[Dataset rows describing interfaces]
== Segment start ==

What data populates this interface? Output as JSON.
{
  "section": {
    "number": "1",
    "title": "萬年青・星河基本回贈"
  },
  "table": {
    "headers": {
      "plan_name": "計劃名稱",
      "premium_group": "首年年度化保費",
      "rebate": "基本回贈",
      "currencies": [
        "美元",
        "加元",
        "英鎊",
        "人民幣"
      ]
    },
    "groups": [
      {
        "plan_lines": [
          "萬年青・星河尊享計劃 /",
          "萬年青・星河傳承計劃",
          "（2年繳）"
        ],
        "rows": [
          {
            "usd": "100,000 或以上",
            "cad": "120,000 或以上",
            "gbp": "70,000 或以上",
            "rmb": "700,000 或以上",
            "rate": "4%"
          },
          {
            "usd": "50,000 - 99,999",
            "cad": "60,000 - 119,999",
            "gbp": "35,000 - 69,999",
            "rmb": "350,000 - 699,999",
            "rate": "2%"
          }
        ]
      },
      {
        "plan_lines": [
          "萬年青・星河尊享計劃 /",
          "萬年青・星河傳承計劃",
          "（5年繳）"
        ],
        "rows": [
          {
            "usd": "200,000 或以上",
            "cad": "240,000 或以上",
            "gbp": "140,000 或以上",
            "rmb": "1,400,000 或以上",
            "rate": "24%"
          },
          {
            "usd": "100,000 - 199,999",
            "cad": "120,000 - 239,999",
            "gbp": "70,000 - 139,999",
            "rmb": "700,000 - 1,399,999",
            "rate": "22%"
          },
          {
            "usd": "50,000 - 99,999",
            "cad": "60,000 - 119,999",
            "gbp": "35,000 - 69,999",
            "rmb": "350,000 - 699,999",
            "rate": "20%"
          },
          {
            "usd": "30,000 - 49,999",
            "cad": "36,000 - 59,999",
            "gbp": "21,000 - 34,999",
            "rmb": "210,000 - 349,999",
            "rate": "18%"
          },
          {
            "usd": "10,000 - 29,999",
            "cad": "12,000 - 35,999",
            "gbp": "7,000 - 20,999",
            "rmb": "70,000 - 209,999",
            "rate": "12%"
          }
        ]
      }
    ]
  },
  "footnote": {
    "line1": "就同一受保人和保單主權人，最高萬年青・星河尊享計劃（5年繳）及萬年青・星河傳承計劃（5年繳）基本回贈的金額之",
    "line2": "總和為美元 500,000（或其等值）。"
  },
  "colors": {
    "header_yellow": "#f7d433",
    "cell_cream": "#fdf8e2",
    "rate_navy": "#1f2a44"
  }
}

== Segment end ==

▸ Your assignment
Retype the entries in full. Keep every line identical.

▸ Response to this exercise
What data populates this interface? Output as JSON.
{
  "section": {
    "number": "1",
    "title": "萬年青・星河基本回贈"
  },
  "table": {
    "headers": {
      "plan_name": "計劃名稱",
      "premium_group": "首年年度化保費",
      "rebate": "基本回贈",
      "currencies": [
        "美元",
        "加元",
        "英鎊",
        "人民幣"
      ]
    },
    "groups": [
      {
        "plan_lines": [
          "萬年青・星河尊享計劃 /",
          "萬年青・星河傳承計劃",
          "（2年繳）"
        ],
        "rows": [
          {
            "usd": "100,000 或以上",
            "cad": "120,000 或以上",
            "gbp": "70,000 或以上",
            "rmb": "700,000 或以上",
            "rate": "4%"
          },
          {
            "usd": "50,000 - 99,999",
            "cad": "60,000 - 119,999",
            "gbp": "35,000 - 69,999",
            "rmb": "350,000 - 699,999",
            "rate": "2%"
          }
        ]
      },
      {
        "plan_lines": [
          "萬年青・星河尊享計劃 /",
          "萬年青・星河傳承計劃",
          "（5年繳）"
        ],
        "rows": [
          {
            "usd": "200,000 或以上",
            "cad": "240,000 或以上",
            "gbp": "140,000 或以上",
            "rmb": "1,400,000 或以上",
            "rate": "24%"
          },
          {
            "usd": "100,000 - 199,999",
            "cad": "120,000 - 239,999",
            "gbp": "70,000 - 139,999",
            "rmb": "700,000 - 1,399,999",
            "rate": "22%"
          },
          {
            "usd": "50,000 - 99,999",
            "cad": "60,000 - 119,999",
            "gbp": "35,000 - 69,999",
            "rmb": "350,000 - 699,999",
            "rate": "20%"
          },
          {
            "usd": "30,000 - 49,999",
            "cad": "36,000 - 59,999",
            "gbp": "21,000 - 34,999",
            "rmb": "210,000 - 349,999",
            "rate": "18%"
          },
          {
            "usd": "10,000 - 29,999",
            "cad": "12,000 - 35,999",
            "gbp": "7,000 - 20,999",
            "rmb": "70,000 - 209,999",
            "rate": "12%"
          }
        ]
      }
    ]
  },
  "footnote": {
    "line1": "就同一受保人和保單主權人，最高萬年青・星河尊享計劃（5年繳）及萬年青・星河傳承計劃（5年繳）基本回贈的金額之",
    "line2": "總和為美元 500,000（或其等值）。"
  },
  "colors": {
    "header_yellow": "#f7d433",
    "cell_cream": "#fdf8e2",
    "rate_navy": "#1f2a44"
  }
}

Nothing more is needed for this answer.